┌─ TASK DATA

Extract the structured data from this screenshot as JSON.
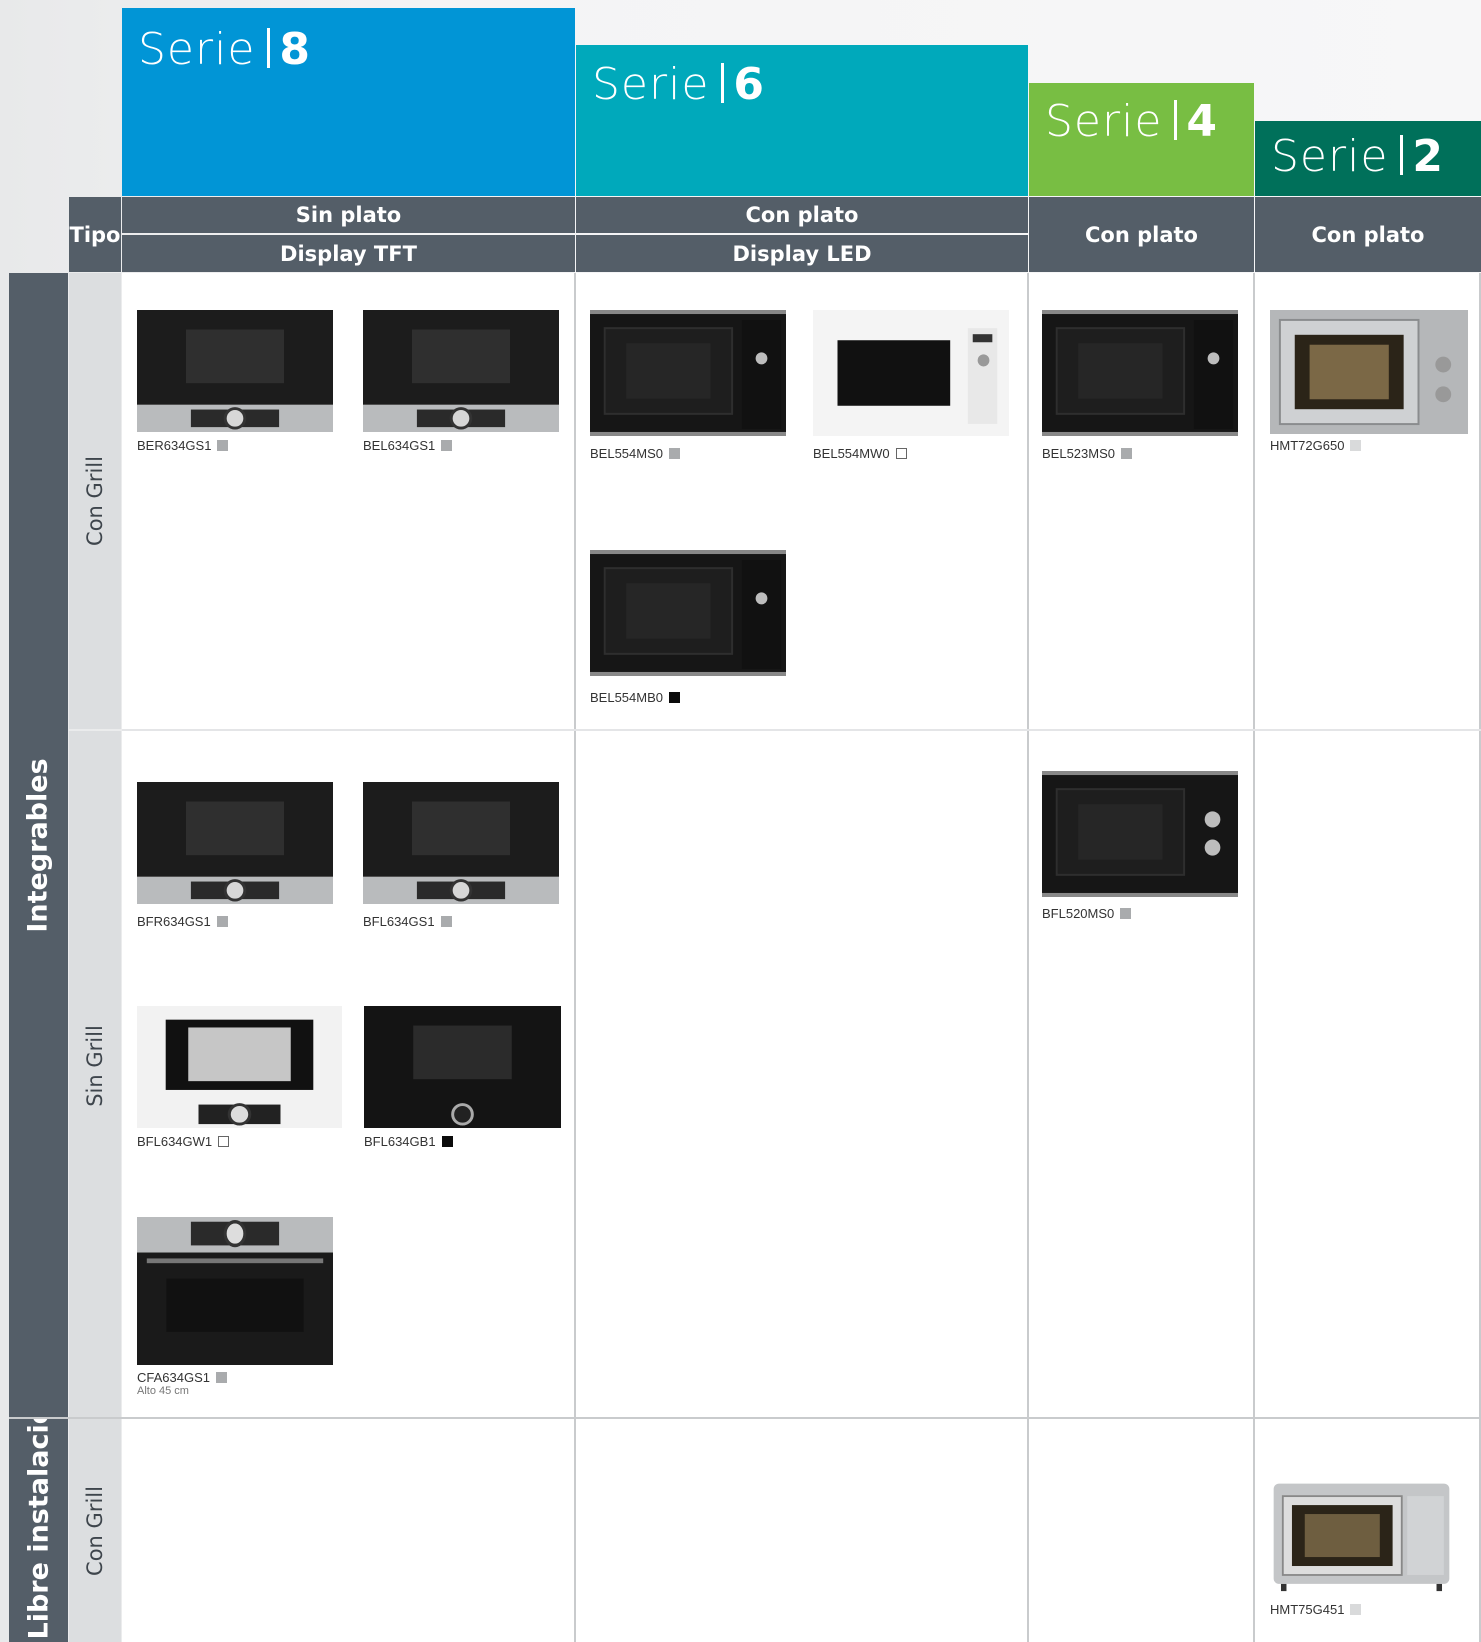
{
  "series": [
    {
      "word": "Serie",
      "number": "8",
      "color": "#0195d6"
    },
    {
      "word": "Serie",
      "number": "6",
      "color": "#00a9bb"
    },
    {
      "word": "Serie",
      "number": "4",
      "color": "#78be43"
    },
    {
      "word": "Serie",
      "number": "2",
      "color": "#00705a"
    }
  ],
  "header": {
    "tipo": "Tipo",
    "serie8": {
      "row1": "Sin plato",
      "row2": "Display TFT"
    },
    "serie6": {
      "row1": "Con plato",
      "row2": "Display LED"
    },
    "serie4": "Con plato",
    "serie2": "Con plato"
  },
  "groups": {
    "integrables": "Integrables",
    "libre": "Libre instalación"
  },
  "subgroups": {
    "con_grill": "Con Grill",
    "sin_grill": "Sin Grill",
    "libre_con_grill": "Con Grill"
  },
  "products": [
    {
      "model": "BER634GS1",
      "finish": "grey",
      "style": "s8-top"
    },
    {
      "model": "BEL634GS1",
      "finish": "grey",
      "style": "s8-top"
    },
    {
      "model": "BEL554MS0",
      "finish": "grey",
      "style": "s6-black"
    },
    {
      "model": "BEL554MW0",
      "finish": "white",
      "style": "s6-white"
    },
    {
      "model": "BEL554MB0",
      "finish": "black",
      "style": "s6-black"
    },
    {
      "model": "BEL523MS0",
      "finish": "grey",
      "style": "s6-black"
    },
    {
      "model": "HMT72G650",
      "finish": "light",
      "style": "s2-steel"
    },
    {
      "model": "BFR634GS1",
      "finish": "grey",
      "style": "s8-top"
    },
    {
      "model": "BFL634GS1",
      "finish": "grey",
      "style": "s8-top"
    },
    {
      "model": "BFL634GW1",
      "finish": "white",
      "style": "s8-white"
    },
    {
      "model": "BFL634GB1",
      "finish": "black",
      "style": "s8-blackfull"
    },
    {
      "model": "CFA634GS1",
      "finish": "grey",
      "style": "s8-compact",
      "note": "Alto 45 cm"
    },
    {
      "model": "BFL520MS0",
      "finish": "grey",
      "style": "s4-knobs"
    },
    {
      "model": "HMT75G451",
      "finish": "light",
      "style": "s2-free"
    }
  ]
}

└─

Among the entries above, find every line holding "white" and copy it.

      "finish": "white",
      "style": "s6-white"
      "finish": "white",
      "style": "s8-white"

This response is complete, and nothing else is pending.